Worldwide, an estimated 1.5 million patients receive a cardiovascular implantable electronic device (CIED) such as a pacemaker or implanted defibrillator each year. However, in approximately 1% to 4% of cases, CIED patients develop an infection, potentially as a result of bacteria introduced at the time of the implant surgery.1,2
CIED procedure-related infections are associated with significant morbidity, mortality, and cost.

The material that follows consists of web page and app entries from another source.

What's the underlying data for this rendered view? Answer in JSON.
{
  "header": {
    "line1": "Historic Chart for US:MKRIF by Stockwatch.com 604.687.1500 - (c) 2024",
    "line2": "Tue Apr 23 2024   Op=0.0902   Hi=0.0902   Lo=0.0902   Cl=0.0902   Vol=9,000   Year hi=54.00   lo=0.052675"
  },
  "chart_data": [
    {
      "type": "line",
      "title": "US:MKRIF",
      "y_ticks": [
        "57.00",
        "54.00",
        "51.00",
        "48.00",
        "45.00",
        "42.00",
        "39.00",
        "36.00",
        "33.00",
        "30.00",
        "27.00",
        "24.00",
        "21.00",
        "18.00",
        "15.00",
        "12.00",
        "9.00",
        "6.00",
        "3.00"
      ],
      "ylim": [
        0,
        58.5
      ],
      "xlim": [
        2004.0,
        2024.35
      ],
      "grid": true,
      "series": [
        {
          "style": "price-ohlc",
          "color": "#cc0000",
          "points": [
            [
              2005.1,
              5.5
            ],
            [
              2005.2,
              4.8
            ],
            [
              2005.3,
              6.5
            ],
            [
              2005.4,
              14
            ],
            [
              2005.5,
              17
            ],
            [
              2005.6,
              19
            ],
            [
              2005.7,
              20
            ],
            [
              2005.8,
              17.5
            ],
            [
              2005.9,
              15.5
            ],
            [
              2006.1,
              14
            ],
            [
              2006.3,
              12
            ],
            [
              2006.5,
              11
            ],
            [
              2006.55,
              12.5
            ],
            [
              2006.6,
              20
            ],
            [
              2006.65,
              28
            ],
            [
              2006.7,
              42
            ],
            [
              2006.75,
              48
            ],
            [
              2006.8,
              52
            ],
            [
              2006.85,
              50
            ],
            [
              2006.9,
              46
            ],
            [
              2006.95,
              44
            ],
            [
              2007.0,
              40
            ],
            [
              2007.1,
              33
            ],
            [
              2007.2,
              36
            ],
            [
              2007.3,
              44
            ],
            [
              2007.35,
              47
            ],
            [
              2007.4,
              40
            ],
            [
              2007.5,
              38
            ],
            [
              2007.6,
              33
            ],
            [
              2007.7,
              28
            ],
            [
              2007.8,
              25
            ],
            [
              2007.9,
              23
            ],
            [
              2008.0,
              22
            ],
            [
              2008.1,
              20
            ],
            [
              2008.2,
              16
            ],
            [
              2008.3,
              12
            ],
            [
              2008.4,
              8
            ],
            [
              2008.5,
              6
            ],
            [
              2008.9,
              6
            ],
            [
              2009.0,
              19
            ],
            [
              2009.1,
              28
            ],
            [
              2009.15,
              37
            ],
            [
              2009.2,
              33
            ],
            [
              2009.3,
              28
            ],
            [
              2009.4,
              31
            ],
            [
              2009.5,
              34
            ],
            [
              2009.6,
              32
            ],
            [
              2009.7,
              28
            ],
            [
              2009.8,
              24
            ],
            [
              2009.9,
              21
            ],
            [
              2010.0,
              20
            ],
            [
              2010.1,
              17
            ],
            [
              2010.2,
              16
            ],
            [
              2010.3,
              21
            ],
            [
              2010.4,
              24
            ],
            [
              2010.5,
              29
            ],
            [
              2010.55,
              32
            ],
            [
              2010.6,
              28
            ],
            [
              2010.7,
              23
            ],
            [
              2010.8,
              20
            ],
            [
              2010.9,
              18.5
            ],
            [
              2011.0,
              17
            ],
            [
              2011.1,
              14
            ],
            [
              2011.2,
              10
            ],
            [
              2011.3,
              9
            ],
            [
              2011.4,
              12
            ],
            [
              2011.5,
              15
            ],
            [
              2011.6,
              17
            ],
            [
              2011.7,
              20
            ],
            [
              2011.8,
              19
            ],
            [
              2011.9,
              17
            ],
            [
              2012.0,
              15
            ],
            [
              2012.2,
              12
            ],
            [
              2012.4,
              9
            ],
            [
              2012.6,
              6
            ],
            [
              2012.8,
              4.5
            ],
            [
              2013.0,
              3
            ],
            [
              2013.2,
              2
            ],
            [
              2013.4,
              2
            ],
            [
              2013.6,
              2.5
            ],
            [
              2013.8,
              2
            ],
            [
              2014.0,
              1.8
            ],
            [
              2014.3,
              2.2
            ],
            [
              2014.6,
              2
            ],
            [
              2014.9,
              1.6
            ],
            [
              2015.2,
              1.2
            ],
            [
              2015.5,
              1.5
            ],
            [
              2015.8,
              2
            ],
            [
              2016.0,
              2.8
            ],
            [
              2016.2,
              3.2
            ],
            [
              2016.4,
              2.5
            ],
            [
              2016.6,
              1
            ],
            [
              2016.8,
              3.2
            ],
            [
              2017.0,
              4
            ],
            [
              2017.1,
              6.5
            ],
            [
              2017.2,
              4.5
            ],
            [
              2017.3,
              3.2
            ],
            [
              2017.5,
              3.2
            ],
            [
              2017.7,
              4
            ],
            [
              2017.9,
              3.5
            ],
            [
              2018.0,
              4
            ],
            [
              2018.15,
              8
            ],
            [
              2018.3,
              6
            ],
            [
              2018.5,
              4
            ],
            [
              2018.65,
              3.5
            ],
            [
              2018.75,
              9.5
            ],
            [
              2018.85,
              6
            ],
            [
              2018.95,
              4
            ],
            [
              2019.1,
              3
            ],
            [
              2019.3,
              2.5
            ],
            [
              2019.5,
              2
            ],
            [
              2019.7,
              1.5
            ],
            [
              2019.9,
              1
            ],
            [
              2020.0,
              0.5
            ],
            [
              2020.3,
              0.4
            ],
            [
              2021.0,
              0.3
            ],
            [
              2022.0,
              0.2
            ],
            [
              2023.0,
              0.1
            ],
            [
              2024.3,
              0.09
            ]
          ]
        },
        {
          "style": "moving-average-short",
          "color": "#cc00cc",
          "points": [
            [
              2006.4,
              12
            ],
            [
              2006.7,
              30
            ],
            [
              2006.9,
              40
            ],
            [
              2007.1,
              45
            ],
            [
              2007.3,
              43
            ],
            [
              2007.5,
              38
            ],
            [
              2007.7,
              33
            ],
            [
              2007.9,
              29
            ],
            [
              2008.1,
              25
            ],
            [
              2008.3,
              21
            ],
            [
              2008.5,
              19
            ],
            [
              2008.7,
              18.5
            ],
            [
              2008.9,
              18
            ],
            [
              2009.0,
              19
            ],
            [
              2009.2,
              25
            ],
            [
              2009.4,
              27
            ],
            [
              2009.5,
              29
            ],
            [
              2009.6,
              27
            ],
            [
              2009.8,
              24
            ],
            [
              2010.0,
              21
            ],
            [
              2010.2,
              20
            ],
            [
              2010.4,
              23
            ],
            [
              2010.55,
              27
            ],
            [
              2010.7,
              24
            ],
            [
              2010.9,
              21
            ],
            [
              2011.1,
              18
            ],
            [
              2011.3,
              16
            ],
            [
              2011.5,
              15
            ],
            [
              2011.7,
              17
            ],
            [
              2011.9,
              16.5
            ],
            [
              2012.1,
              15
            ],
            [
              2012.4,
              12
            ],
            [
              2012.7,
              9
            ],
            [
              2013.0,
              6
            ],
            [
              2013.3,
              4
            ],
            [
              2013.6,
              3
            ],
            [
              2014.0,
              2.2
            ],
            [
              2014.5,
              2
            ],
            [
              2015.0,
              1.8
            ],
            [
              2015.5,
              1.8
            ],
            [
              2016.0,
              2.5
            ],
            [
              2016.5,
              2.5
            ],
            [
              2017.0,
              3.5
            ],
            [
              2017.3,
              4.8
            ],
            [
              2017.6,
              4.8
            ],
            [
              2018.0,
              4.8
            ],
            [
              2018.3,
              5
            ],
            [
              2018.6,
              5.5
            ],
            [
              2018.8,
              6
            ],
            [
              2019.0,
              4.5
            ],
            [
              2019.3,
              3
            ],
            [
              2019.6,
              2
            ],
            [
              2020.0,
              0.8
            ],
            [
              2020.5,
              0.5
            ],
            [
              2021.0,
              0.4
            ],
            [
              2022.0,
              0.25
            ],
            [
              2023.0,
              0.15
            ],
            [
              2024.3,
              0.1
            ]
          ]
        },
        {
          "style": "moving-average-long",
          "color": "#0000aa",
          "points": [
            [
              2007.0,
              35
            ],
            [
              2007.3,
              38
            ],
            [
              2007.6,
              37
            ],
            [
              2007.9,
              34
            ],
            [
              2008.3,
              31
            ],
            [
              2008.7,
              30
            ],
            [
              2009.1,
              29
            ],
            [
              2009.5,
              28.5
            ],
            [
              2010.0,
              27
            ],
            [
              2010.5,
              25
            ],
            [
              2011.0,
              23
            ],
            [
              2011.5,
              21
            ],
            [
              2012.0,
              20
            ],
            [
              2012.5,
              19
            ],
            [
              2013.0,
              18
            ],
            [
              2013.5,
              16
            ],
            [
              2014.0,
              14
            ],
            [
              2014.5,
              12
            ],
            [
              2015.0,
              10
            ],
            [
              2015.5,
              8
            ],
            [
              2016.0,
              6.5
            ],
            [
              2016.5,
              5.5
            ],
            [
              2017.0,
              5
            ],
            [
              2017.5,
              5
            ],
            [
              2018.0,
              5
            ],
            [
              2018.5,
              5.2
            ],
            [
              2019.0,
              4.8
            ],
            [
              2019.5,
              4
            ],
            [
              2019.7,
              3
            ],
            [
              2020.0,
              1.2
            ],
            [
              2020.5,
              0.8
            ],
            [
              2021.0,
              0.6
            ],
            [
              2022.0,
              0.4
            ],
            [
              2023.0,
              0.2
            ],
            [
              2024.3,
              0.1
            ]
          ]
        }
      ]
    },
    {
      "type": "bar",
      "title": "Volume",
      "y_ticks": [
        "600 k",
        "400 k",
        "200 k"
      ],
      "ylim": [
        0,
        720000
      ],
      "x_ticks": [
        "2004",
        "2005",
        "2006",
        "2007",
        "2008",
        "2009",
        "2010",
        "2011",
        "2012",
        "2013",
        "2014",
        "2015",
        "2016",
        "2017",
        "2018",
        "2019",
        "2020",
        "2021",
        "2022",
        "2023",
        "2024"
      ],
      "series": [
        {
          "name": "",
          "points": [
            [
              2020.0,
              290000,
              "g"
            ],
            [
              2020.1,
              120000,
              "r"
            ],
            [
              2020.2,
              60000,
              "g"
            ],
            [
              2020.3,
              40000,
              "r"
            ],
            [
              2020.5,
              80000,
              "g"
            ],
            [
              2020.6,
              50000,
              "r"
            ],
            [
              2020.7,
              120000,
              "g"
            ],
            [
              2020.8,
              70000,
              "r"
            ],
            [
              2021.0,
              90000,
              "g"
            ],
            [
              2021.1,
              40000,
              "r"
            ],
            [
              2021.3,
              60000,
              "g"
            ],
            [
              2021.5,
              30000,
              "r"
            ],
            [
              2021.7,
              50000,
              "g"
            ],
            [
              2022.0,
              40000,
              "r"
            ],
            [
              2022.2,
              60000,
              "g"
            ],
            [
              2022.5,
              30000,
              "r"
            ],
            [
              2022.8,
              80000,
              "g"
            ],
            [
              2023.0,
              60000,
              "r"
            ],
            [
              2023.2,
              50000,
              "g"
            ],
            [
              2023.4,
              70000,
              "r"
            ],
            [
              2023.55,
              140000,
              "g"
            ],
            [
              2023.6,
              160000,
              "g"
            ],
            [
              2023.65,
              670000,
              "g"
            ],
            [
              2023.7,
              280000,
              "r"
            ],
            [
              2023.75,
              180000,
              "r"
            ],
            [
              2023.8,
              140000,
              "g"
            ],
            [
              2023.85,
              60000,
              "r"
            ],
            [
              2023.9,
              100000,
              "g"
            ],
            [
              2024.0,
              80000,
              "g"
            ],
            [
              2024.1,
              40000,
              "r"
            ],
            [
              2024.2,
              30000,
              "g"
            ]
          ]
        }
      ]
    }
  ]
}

According to recent research, these infections are linked to a greater than three-fold increase in death at 12 months and a disruption in therapy in more than one-third of patients.3
Furthermore, patients with an infection also may experience extended hospital stays (9 to 18 days on average) undergoing multiple procedures,3,4 impaired quality of life for six months,3 and they pay approximately $2,000 in out-of-pocket costs to treat the infection.3 Hospitals spend, on average, $56,000 to $83,000 to manage each infection,3-9 and reimbursement often does not cover all of a hospital’s costs.
As the COVID-19 pandemic continues to be a major health disruptor across our nation and around the world, reducing infections and hospital admissions are particularly important such that patients do not require supplemental care, and by extension, have reduced exposure for themselves and clinicians.